To arrive at " Self knowledge" is to arrive at God-realization. God-realization is different from all other states of consciousness because they are experienced through the medium of the individual mind, whereas God-consciousness is not dependent upon the individual mind. A medium is necessary for knowing anything other than one's self: for knowing one's self no medium is necessary. In fact, the association of consciousness with the mind is a hindrance to the attainment of realization. As the seat of the ego the individual mind is conscious of being isolated. From it arises the limited individuality, which at once feeds and is fed by the illusion of duality, time and change. To know the self as it is, consciousness has to be freed from the limitation of the individual mind. In other words, the individual mind has to disappear while consciousness is retained.
Throughout the life history of the soul its consciousness grows 'with the individual mind and the workings of consciousness proceed against its background. Consciousness comes to be firmly embedded in the individual mind. So when the mind is in abeyance consciousness also disappears. The interdependence of the individual mind and consciousness is illustrated by the tendency to become unconscious when there is any effort to stop mental activity through meditation.
The explanation of sleep
The phenomenon of sleep is not essentially different from the lull of consciousness experienced during meditation, though it is different in origin. As the individual mind is continuously confronted by the world of duality it is involved in conflict, and when wearied by its struggle it wants to lose its identity as a separate entity. It then recedes from the world of its own creation and experiences a cessation of consciousness.
The quiescence of mental activity in sleep entails the submerging of consciousness, but this cessation of conscious functioning is temporary because the impressions that are stored in the mind cause it to return to renewed activity, and after some time the psychic stimuli are responsible for reviving conscious functioning. So sleep is followed by wakefulness and wakefulness by sleep, according to the law of alternating activity and rest; but so long as the latent impressions in the mind are not undone there is no annihilation of the individual mind or emancipation of consciousness. In sleep the mind temporarily forgets its identity, but does not lose its individual existence. And when the person awakens from sleep he finds himself subject to his existing limitations. There is resurrection of consciousness, but it remains mind-ridden.
The obstacle of the ego
The limited mind is the soil in which the ego is rooted; and the ego perpetuates ignorance through the many illusions in which it is caught.
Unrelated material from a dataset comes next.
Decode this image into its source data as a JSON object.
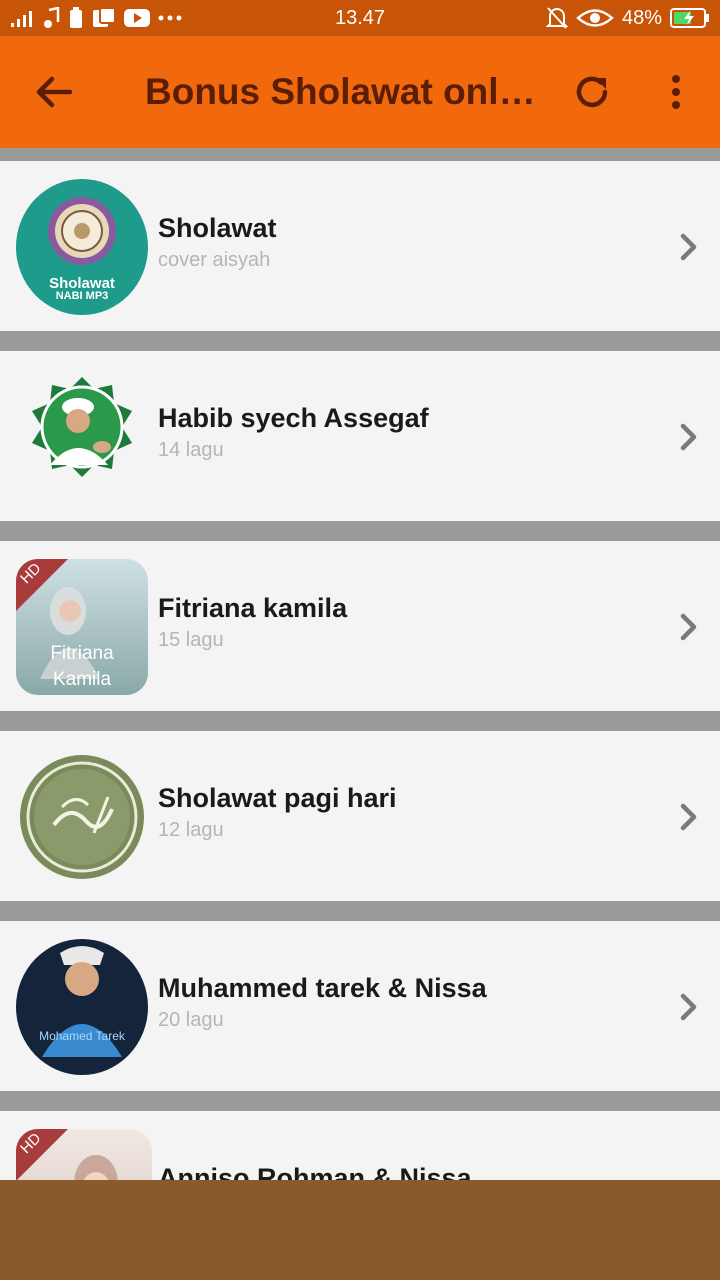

The ego prevents the manifestation of infinite knowledge already latent in the soul, and is the most formidable obstacle in the attainment of God. A Persian poem says, "It is extremely difficult to pierce through the veil of ignorance; for there is a rock on fire". As the flame of fire cannot rise very high if a rock is placed upon it, a desire to know one's own true nature cannot lead to the truth as long as the burden of the ego lies upon consciousness. Success in finding oneself is rendered impossible by the ego, which persists throughout the journey of the soul. Though more and more detached as the soul advances on the Path, it remains until the last stage of the seventh plane.
The ego is the centre of human activity, and the attempts of the ego to secure its own extinction may be compared with the attempt of a man to stand on his own shoulders. Just as the eye cannot see itself, the ego is unable to end its own existence. All that it does to bring about self-annihilation only adds to its existence, for it flourishes on the very efforts directed against itself. Thus it is unable to vanish through its own activity, though it succeeds in transforming its nature. The vanishing of the ego is conditioned by the melting away of the limited mind which is its seat.
The meaning of God-realization is the emancipation of consciousness from the limitations of the mind. When the individual mind is dissolved, the related universe vanishes, and consciousness is no longer tied to it. Consciousness then becomes unclouded and is illumined by the Infinite Reality. While immersed in the bliss of realization the soul is oblivious of objects in the universe and in this respect it is as it were in sound sleep. But there are many important differences between God-realization and sleep. During sleep, the illusion of the universe vanishes since consciousness is in abeyance; but there is no conscious experience of God since this requires the dissolution of the ego and the turning of full consciousness towards the Ultimate Reality. Occasionally when the continuity of deep sleep is interrupted, the soul may have the experience of retaining consciousness without being conscious of anything in particular. There is consciousness, but not of the universe. It is consciousness of nothing. Such experiences anticipate God-realization in which consciousness is freed from the illusion of the universe and manifests the infinite knowledge hidden by the ego.